Barr Hill Gin (or their salubrious Vodka), might as well be made with care by gnomes!   Klaus?  Did you make the Barr Hill?  Klaus?

Oh, he’s wondered off again.  Probably looking for a party or a cocktail.  Or a little bit of both.

 

 

 

 

Klaus’s 60’s Dream Parade Cocktail

 

 

Ingredients:

2 oz. Barr Hill Gin (Distilled from Raw Honey in the Northeast Kingdom of Vermont)

.25 Darjeeling Dark Tea (as a wash) in each glass

6 oz. Bruce Cost Unfiltered Fresh Ginger- Ginger Ale – Pomegranate with Hibiscus Soda

4 drops Bitter End Moroccan bitters

Orange Zest

Fresh mint (Klaus uses Kentucky Colonel variety)

 

 

Preparation:

Wash the tea around the inside of your glass

Rub the inside of an Old Fashioned glass with the orange zest

Rub with the fresh mint

Add one large cube of ice- preferably filtered through a Mavea “Inspired Water” filter. (The final resulting ice turns out nearly crystal clear!
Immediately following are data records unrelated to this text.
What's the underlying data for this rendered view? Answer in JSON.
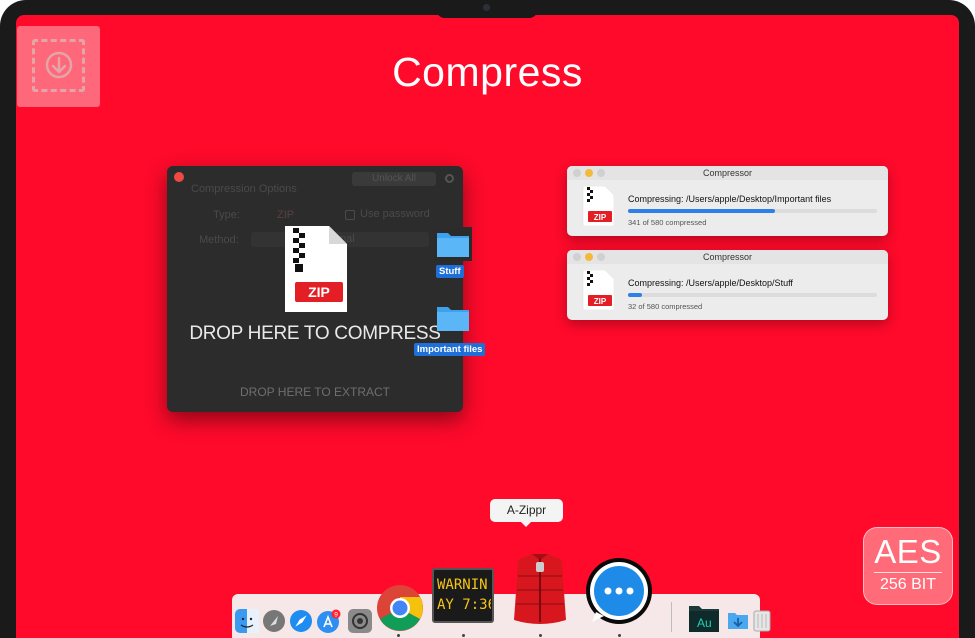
{
  "hero": {
    "title": "Compress"
  },
  "compress_window": {
    "section_title": "Compression Options",
    "unlock_label": "Unlock All",
    "type_label": "Type:",
    "type_value": "ZIP",
    "use_password_label": "Use password",
    "method_label": "Method:",
    "method_value": "mal",
    "zip_badge": "ZIP",
    "drop_compress": "DROP HERE TO COMPRESS",
    "drop_extract": "DROP HERE TO EXTRACT"
  },
  "dragged_items": [
    {
      "label": "Stuff"
    },
    {
      "label": "Important files"
    }
  ],
  "compressor_windows": [
    {
      "title": "Compressor",
      "status": "Compressing: /Users/apple/Desktop/Important files",
      "count": "341 of 580 compressed",
      "progress": 0.59,
      "zip_badge": "ZIP"
    },
    {
      "title": "Compressor",
      "status": "Compressing: /Users/apple/Desktop/Stuff",
      "count": "32 of 580 compressed",
      "progress": 0.055,
      "zip_badge": "ZIP"
    }
  ],
  "dock": {
    "tooltip": "A-Zippr",
    "warning_line1": "WARNIN",
    "warning_line2": "AY 7:36",
    "appstore_badge": "9",
    "au_label": "Au"
  },
  "aes_badge": {
    "line1": "AES",
    "line2": "256 BIT"
  },
  "colors": {
    "background": "#ff0a2b",
    "accent_blue": "#2f7fe8",
    "zip_red": "#e31e24"
  }
}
It makes a great presentation in your glass)

Add the Barr Hill Gin right over the top of the large cube

I use a silicone 2 x 2 tray for my ice cubes

Top with a measure of the Bruce Cost Ginger/Pomegranate-Hibiscus (ginger ale) soda

Garnish with about four drops of the Bitter End Moroccan bitters and a twirl of orange.

Klaus would want you to have a couple and should you want to be really bad, he’ll join you for another before it’s time to break out the Fernet Branca.

  Cheers!